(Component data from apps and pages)
▶
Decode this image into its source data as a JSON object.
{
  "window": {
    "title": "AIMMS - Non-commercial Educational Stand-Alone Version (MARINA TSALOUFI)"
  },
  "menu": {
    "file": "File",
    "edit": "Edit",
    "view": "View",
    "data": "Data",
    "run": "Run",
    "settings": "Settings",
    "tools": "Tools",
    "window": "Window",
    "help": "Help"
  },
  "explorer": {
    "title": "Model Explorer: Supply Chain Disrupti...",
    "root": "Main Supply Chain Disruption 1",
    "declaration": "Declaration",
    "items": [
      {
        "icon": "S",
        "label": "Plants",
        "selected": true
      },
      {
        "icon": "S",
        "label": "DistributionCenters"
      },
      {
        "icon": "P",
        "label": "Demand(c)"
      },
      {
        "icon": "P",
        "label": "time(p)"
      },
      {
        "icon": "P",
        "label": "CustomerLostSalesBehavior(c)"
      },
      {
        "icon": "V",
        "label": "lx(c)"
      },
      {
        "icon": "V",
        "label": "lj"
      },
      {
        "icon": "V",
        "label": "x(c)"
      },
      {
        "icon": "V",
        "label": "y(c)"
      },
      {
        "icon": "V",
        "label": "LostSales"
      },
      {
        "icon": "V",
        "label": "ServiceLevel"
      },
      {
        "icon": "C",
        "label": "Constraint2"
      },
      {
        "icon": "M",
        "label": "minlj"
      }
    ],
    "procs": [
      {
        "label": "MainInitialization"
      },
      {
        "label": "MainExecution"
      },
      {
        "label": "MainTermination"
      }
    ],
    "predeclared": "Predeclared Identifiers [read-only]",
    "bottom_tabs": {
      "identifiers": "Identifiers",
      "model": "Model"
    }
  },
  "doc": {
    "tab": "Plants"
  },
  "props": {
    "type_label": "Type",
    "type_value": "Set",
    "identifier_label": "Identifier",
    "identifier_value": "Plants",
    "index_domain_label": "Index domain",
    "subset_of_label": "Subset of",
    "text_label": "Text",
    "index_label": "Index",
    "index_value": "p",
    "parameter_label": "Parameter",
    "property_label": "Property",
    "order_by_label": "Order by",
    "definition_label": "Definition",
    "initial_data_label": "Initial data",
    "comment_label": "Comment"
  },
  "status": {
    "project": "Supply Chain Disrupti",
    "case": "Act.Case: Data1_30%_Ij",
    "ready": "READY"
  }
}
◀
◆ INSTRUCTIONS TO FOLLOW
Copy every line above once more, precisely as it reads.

◆ THE COMPLETED TASK
Decode this image into its source data as a JSON object.
{
  "window": {
    "title": "AIMMS - Non-commercial Educational Stand-Alone Version (MARINA TSALOUFI)"
  },
  "menu": {
    "file": "File",
    "edit": "Edit",
    "view": "View",
    "data": "Data",
    "run": "Run",
    "settings": "Settings",
    "tools": "Tools",
    "window": "Window",
    "help": "Help"
  },
  "explorer": {
    "title": "Model Explorer: Supply Chain Disrupti...",
    "root": "Main Supply Chain Disruption 1",
    "declaration": "Declaration",
    "items": [
      {
        "icon": "S",
        "label": "Plants",
        "selected": true
      },
      {
        "icon": "S",
        "label": "DistributionCenters"
      },
      {
        "icon": "P",
        "label": "Demand(c)"
      },
      {
        "icon": "P",
        "label": "time(p)"
      },
      {
        "icon": "P",
        "label": "CustomerLostSalesBehavior(c)"
      },
      {
        "icon": "V",
        "label": "lx(c)"
      },
      {
        "icon": "V",
        "label": "lj"
      },
      {
        "icon": "V",
        "label": "x(c)"
      },
      {
        "icon": "V",
        "label": "y(c)"
      },
      {
        "icon": "V",
        "label": "LostSales"
      },
      {
        "icon": "V",
        "label": "ServiceLevel"
      },
      {
        "icon": "C",
        "label": "Constraint2"
      },
      {
        "icon": "M",
        "label": "minlj"
      }
    ],
    "procs": [
      {
        "label": "MainInitialization"
      },
      {
        "label": "MainExecution"
      },
      {
        "label": "MainTermination"
      }
    ],
    "predeclared": "Predeclared Identifiers [read-only]",
    "bottom_tabs": {
      "identifiers": "Identifiers",
      "model": "Model"
    }
  },
  "doc": {
    "tab": "Plants"
  },
  "props": {
    "type_label": "Type",
    "type_value": "Set",
    "identifier_label": "Identifier",
    "identifier_value": "Plants",
    "index_domain_label": "Index domain",
    "subset_of_label": "Subset of",
    "text_label": "Text",
    "index_label": "Index",
    "index_value": "p",
    "parameter_label": "Parameter",
    "property_label": "Property",
    "order_by_label": "Order by",
    "definition_label": "Definition",
    "initial_data_label": "Initial data",
    "comment_label": "Comment"
  },
  "status": {
    "project": "Supply Chain Disrupti",
    "case": "Act.Case: Data1_30%_Ij",
    "ready": "READY"
  }
}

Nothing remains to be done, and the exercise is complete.